Diplomacy: Theory and Practice, 5th ed. – Online updating pages
Chapter 7: Telecommunications
p. 104: published ‘read-outs’ of telephone conversations. There is a good example of this practice on the website of the Japanese foreign ministry (see Further reading below), on which they are described as ‘overviews’. The website page I cite lists the ‘telephone talks’ held from 6 to 7 January 2016 (chiefly at foreign minister level but at the ‘summit’ with Washington) between Japan and its more powerful friends immediately following confirmation of North Korea’s latest nuclear test. The time of each call is logged, together with its duration and the main points fit for publication that emerged.
p. 105, circumstances in which phone calls are valuable: when an apology needs urgently to be made at a high – even the highest – level. This came home to me when reading Hillary Clinton’s account of how she coped with the fall-out of the Wikileaks release of all of those sensitive US diplomatic cables in 2010, some of which were highly embarrassing: ‘It would be a long Thanksgiving holiday,’ she wrote, ‘working the phones and offering apologies. Over the coming days I spoke with many Foreign Ministers, one Prime Minister, and one President.
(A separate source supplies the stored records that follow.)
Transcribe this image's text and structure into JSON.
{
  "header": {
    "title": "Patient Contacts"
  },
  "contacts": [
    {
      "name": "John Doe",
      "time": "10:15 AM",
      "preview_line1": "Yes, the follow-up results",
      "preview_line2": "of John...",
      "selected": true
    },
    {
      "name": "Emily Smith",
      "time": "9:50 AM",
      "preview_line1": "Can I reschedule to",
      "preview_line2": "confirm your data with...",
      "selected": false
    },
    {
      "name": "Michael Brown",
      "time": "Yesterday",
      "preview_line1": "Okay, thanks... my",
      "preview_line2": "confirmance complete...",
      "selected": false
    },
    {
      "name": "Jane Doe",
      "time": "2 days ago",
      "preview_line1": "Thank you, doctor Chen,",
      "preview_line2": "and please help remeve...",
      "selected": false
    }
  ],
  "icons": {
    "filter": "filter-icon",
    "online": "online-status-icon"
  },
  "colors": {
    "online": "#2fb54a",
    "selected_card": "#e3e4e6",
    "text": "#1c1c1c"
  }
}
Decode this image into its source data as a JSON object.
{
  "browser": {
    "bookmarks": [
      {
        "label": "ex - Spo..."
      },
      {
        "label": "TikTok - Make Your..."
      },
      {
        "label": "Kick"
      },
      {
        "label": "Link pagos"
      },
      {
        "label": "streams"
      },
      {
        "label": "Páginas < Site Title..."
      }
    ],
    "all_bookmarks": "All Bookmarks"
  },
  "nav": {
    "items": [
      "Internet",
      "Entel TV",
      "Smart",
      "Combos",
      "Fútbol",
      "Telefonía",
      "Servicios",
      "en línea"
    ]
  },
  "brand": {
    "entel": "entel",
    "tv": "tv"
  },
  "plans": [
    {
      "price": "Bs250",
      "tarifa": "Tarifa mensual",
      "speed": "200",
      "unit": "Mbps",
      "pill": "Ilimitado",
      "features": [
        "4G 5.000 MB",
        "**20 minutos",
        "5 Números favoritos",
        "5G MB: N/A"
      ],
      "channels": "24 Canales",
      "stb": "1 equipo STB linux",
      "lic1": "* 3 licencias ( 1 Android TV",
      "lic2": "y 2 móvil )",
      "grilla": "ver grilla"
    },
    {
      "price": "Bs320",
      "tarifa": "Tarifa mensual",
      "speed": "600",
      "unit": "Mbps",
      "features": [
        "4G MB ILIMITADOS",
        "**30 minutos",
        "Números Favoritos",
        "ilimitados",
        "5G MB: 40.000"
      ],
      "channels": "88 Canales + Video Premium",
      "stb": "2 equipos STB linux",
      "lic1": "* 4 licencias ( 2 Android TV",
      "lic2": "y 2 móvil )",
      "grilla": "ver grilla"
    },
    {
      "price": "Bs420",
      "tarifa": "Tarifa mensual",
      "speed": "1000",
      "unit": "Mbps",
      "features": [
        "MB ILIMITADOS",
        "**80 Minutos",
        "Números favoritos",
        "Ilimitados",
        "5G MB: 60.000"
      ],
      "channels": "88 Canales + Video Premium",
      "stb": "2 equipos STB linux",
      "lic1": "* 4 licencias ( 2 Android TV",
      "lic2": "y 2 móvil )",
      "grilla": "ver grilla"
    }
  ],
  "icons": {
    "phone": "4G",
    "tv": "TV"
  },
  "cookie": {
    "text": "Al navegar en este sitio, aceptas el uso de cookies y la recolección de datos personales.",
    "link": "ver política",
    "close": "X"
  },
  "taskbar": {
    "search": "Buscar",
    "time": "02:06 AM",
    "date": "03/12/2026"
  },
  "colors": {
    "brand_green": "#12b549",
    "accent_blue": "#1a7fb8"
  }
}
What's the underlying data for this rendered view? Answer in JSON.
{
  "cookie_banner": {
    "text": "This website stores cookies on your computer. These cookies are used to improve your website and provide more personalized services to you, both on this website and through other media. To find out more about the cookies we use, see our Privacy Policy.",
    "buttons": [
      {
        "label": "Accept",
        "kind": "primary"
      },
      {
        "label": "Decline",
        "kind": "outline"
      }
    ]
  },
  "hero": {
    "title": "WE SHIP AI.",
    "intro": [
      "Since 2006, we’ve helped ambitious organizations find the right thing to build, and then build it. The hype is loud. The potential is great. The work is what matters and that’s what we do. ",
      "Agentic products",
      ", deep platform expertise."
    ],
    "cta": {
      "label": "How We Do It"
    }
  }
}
These calls covered other issues as well, but in every conversation I explained the impending release of the secret cables and asked for their understanding … most were gracious … The in-person conversations were harder …’ (see Clinton, Hard Choices, p. 554). You will also have noticed how quickly the Russian and Turkish leaders get on the phone to each other in order to apologise; for example, for a Russian ambassador assassinated by a Turkish policeman, Turkish soldiers killed by Russian ‘friendly fire’ in Syria.
pp. 106-7, phone calls between friends and allies: I didn’t allow for someone like Donald (‘alternative facts’) Trump becoming US president (sigh) and using the telephone to try bullying the prime minister of Australia, one of America’s firmest allies, only days after assuming office. It’s also instructive to compare the Washington Post‘s well-sourced account of this call with the official ‘readout‘. See also the Post‘s follow-up article here and NYT article in Further reading below.
p. 108: Video-conferencing. I forgot to make the obvious point that another advantage of video-conferencing is that it avoids the often difficult arguments in prenegotiations over choice of a venue for (physical) face-to-face talks, as discussed on pp. 36-40.
p. 110: Another reason why video-conferencing is likely to continue to stutter is that its limitations compared to (physical) face-to-face conferences are also being emphasized by the powerful commercial aviation industry lobby, fronted globally by the Air Transport Action Group (ATAG). See, for example, the page of Enviro.Aero (a website it funds) commenting on the UN Climate Summit 2014 (Further reading below): ‘While video-conferencing meet
p. 112: WhatsApp, Facebook’s instant messaging service must be added to this catalogue of multiplying ‘other means’. For at least two years, this has been popular as a valuable means of rapid, secret communication inside as well as in the immediate vicinity of rooms where negotiations are taking place. This is in large part because of its reliable end-to-end encryption and its use of Wi-Fi in places where texting is impossible because mobile phone signals are weak or non-existent.
Further reading: additions and links
Center for Responsive Politics, ‘Air Transport’
Clinton, Hillary Rodham, Hard Choices (Simon and Schuster, 2014)
Enviro.Aero [ATAG-funded], United Nations Climate Summit 2014/International Diplomacy Made Possible
The Guardian, ‘The rise and rise of international diplomacy by WhatsApp’, 4 November 2016
Japanese Ministry of Foreign Affairs, ‘Nuclear Test by North Korea/Cooperation with the Countries Concerned
New York Times, ‘U.S.-Australia Rift Is Possible After Trump Ends Call With Prime Minister’, 2 February 2017